Nothing in the records may be altered, and no picture may be included. Restate them in full.

[Page and application data records]

::::::

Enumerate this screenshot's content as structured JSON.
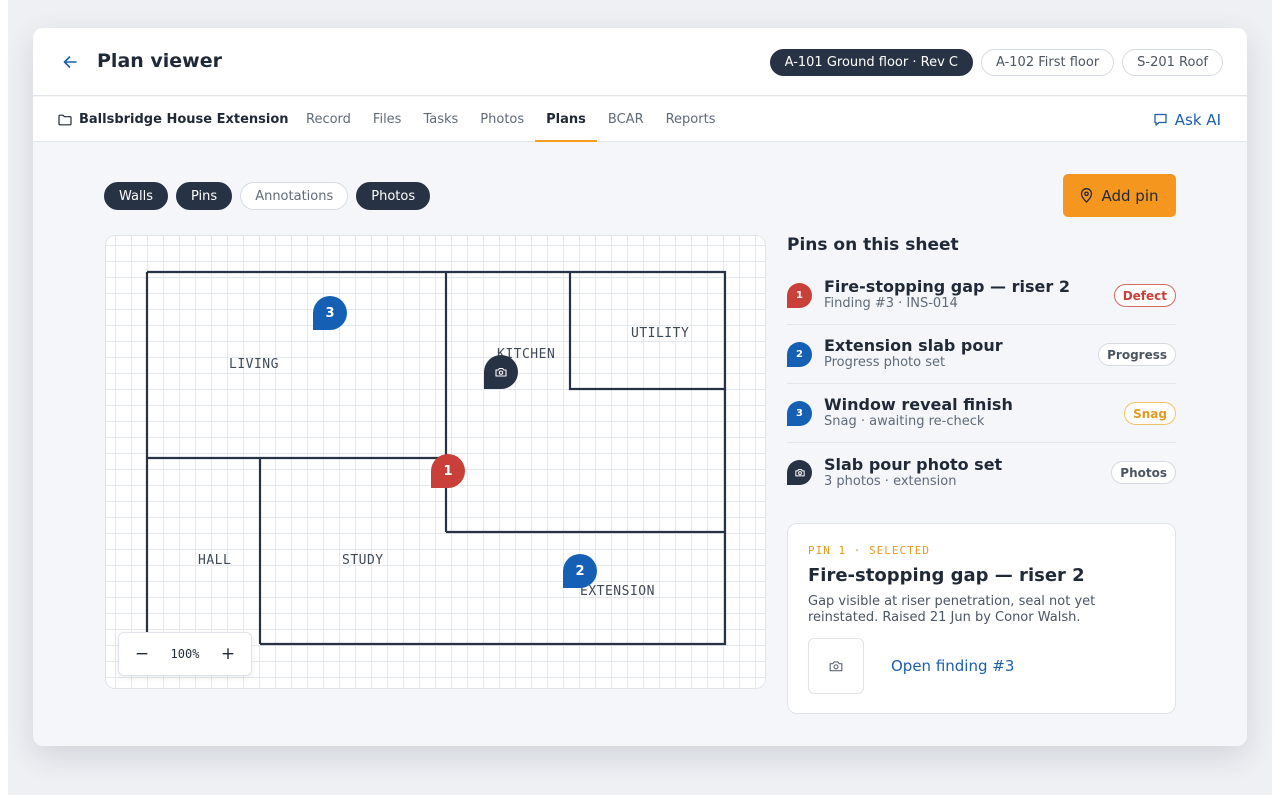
{
  "header": {
    "title": "Plan viewer",
    "sheets": [
      {
        "label": "A-101 Ground floor · Rev C",
        "active": true
      },
      {
        "label": "A-102 First floor",
        "active": false
      },
      {
        "label": "S-201 Roof",
        "active": false
      }
    ]
  },
  "nav": {
    "project": "Ballsbridge House Extension",
    "links": [
      "Record",
      "Files",
      "Tasks",
      "Photos",
      "Plans",
      "BCAR",
      "Reports"
    ],
    "active": "Plans",
    "ask_ai": "Ask AI"
  },
  "layers": [
    {
      "label": "Walls",
      "on": true
    },
    {
      "label": "Pins",
      "on": true
    },
    {
      "label": "Annotations",
      "on": false
    },
    {
      "label": "Photos",
      "on": true
    }
  ],
  "add_pin_label": "Add pin",
  "plan": {
    "rooms": [
      "LIVING",
      "KITCHEN",
      "UTILITY",
      "HALL",
      "STUDY",
      "EXTENSION"
    ],
    "pins": [
      "1",
      "2",
      "3"
    ],
    "zoom": {
      "minus": "−",
      "level": "100%",
      "plus": "+"
    }
  },
  "side": {
    "title": "Pins on this sheet",
    "pins": [
      {
        "marker": "1",
        "title": "Fire-stopping gap — riser 2",
        "sub": "Finding #3 · INS-014",
        "badge": "Defect"
      },
      {
        "marker": "2",
        "title": "Extension slab pour",
        "sub": "Progress photo set",
        "badge": "Progress"
      },
      {
        "marker": "3",
        "title": "Window reveal finish",
        "sub": "Snag · awaiting re-check",
        "badge": "Snag"
      },
      {
        "marker": "camera-icon",
        "title": "Slab pour photo set",
        "sub": "3 photos · extension",
        "badge": "Photos"
      }
    ],
    "detail": {
      "eyebrow": "PIN 1 · SELECTED",
      "title": "Fire-stopping gap — riser 2",
      "body": "Gap visible at riser penetration, seal not yet reinstated. Raised 21 Jun by Conor Walsh.",
      "link": "Open finding #3"
    }
  },
  "colors": {
    "accent": "#f5961f",
    "dark": "#273244",
    "defect": "#c9403a",
    "pin_blue": "#1560b5",
    "link": "#1d5fad",
    "snag": "#e39a1f"
  }
}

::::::

REPLY TO THE TASK –
Enumerate this screenshot's content as structured JSON.
{
  "header": {
    "title": "Plan viewer",
    "sheets": [
      {
        "label": "A-101 Ground floor · Rev C",
        "active": true
      },
      {
        "label": "A-102 First floor",
        "active": false
      },
      {
        "label": "S-201 Roof",
        "active": false
      }
    ]
  },
  "nav": {
    "project": "Ballsbridge House Extension",
    "links": [
      "Record",
      "Files",
      "Tasks",
      "Photos",
      "Plans",
      "BCAR",
      "Reports"
    ],
    "active": "Plans",
    "ask_ai": "Ask AI"
  },
  "layers": [
    {
      "label": "Walls",
      "on": true
    },
    {
      "label": "Pins",
      "on": true
    },
    {
      "label": "Annotations",
      "on": false
    },
    {
      "label": "Photos",
      "on": true
    }
  ],
  "add_pin_label": "Add pin",
  "plan": {
    "rooms": [
      "LIVING",
      "KITCHEN",
      "UTILITY",
      "HALL",
      "STUDY",
      "EXTENSION"
    ],
    "pins": [
      "1",
      "2",
      "3"
    ],
    "zoom": {
      "minus": "−",
      "level": "100%",
      "plus": "+"
    }
  },
  "side": {
    "title": "Pins on this sheet",
    "pins": [
      {
        "marker": "1",
        "title": "Fire-stopping gap — riser 2",
        "sub": "Finding #3 · INS-014",
        "badge": "Defect"
      },
      {
        "marker": "2",
        "title": "Extension slab pour",
        "sub": "Progress photo set",
        "badge": "Progress"
      },
      {
        "marker": "3",
        "title": "Window reveal finish",
        "sub": "Snag · awaiting re-check",
        "badge": "Snag"
      },
      {
        "marker": "camera-icon",
        "title": "Slab pour photo set",
        "sub": "3 photos · extension",
        "badge": "Photos"
      }
    ],
    "detail": {
      "eyebrow": "PIN 1 · SELECTED",
      "title": "Fire-stopping gap — riser 2",
      "body": "Gap visible at riser penetration, seal not yet reinstated. Raised 21 Jun by Conor Walsh.",
      "link": "Open finding #3"
    }
  },
  "colors": {
    "accent": "#f5961f",
    "dark": "#273244",
    "defect": "#c9403a",
    "pin_blue": "#1560b5",
    "link": "#1d5fad",
    "snag": "#e39a1f"
  }
}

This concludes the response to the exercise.